3. Poorly digested grain based junk food supports a large population of toxin producing bacteria in the lower bowel. The bowel lining, in constant contact with poisons, may be adversely affected. Some poisons pass through the bowel wall into the blood circulation, are carried to other organs and create further problems.(*6)
4. Like Morgan Spurlock, some pets show signs of ill health after a short time consuming junk food. For instance, puppies frequently suffer from bad skin and diarrhea. Long term exposure to the diet related toxins listed in categories 1, 2 and 3 leads to diseases of body organs. Diseased organs produce more toxins, which enter the bloodstream and add to the spiral of worsening disease. (*7)
5. Mostly pets suffer in silence; they can't speak in words. But when animals are affected by the above four categories of poison, their body language tells observant owners to seek help from the vet. Some vets say: "Stop! Stop feeding junk food." Sadly, though, most vets ignore categories 1, 2 and 3, and instead they diagnose diseased organs as mentioned in 4 (above). Treatment usually involves strong pharmaceuticals, which then contribute another level of toxic insult. (*8)
You may ask: What about the genetic diseases, infectious diseases, parasitic diseases, the broken legs, other traumatic diseases and the diseases of old age? For sure, these are all important factors governing the well-being of our pet carnivores. But clearly, undeniably, pets worn down by the toxic effects of a junk food diet are at greater risk of succumbing to other diseases, and the recovery phase is likely to be longer, too.(*9)
Stay tuned for the continuation in Part 2
by Dr Tom Lonsdale
Veterinarian and author Dr Tom Lonsdale, BVetMed, MRCVS, graduated from the Royal Veterinary College, University of London, in 1972. In the 1980s he became aware of the dietary disease epidemics affecting the animals under his care. Since 1991, Dr Lonsdale has campaigned to bring the information to public attention. In 2001, his landmark book Raw Meaty Bones: Promote Health was published (reviewed in NEXUS 12/03), followed in 2005 by Work Wonders: Feed Your Dog Raw Meaty Bones (reviewed in 13/04). Dr Lonsdale can be contacted by email at email@example.com.
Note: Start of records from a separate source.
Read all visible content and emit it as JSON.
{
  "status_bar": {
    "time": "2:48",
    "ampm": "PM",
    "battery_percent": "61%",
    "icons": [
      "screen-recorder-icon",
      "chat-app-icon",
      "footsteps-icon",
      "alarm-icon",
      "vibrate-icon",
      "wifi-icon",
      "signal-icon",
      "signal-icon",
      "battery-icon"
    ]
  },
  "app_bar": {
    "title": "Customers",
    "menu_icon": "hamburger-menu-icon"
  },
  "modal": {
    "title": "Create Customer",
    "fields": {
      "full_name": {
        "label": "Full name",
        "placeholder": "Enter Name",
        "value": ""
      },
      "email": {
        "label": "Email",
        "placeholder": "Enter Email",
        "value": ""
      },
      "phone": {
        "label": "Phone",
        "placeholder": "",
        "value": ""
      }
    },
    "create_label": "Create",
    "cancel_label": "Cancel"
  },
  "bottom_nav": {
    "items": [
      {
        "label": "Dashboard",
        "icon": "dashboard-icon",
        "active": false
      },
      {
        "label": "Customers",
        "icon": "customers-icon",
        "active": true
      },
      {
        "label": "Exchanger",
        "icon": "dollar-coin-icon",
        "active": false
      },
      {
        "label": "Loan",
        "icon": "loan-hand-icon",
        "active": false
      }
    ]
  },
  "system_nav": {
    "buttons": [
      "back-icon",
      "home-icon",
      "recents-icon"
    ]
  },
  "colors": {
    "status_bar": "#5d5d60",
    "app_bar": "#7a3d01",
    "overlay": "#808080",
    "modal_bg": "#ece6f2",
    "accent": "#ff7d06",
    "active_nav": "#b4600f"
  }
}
For more information, visit his website, http://www.rawmeatybones.com.
1 . Spurlock, M. (2004), Super Size Me, http://en.wikipedia.org/wiki/SuperSizeMe
2 . Harvey, C.E. and Emily, P. (1993), "Periodontal disease", in Small Animal Dentistry, Mosby, St Louis, 1993, p. 92 3 . Garcia, R.I. et al. (2001), "Relationship between periodontal disease and systemic health", Periodontology 2000 25 : 21-36
4 . Sugimura, T. (2000), "Nutrition and dietary carcinogens", Carcinogenesis 21(3): 387-95
5 . Roudebush, P. (1993), "Pet food additives", J . American Veterinary Medical Association 203(12): 1667-70
6 . Uncle Ben's of Australia (1996), "Nutrition in Practice" (pamphlet), Albury-Wodonga, 3rd ed.
7 . Garcia, op. cit.
8 . Cresswell, K.M. et al. (2007), "Adverse Drug Events in the Elderly", British Medical Bulletin, 18 June 2007
9 . Lonsdale, T. (1995), "Periodontal disease and leucopenia", Journal of Small Animal Practice 36:542-46, http://www.rawmeatybones.com pdf/periodontal-leuco.pdf
Junk Pet Food Part 1: The Damage Done
Junk Pet Food Part 2: Hippocrates: “Leave your drugs in the chemist’s pot if you can heal your patients with food”
Junk Pet Food Part 3: Blowing the whistle, catching attention
Junk Pet Food Part 4: Tentacles of the monster
Junk Pet Food Part 5: The price we pay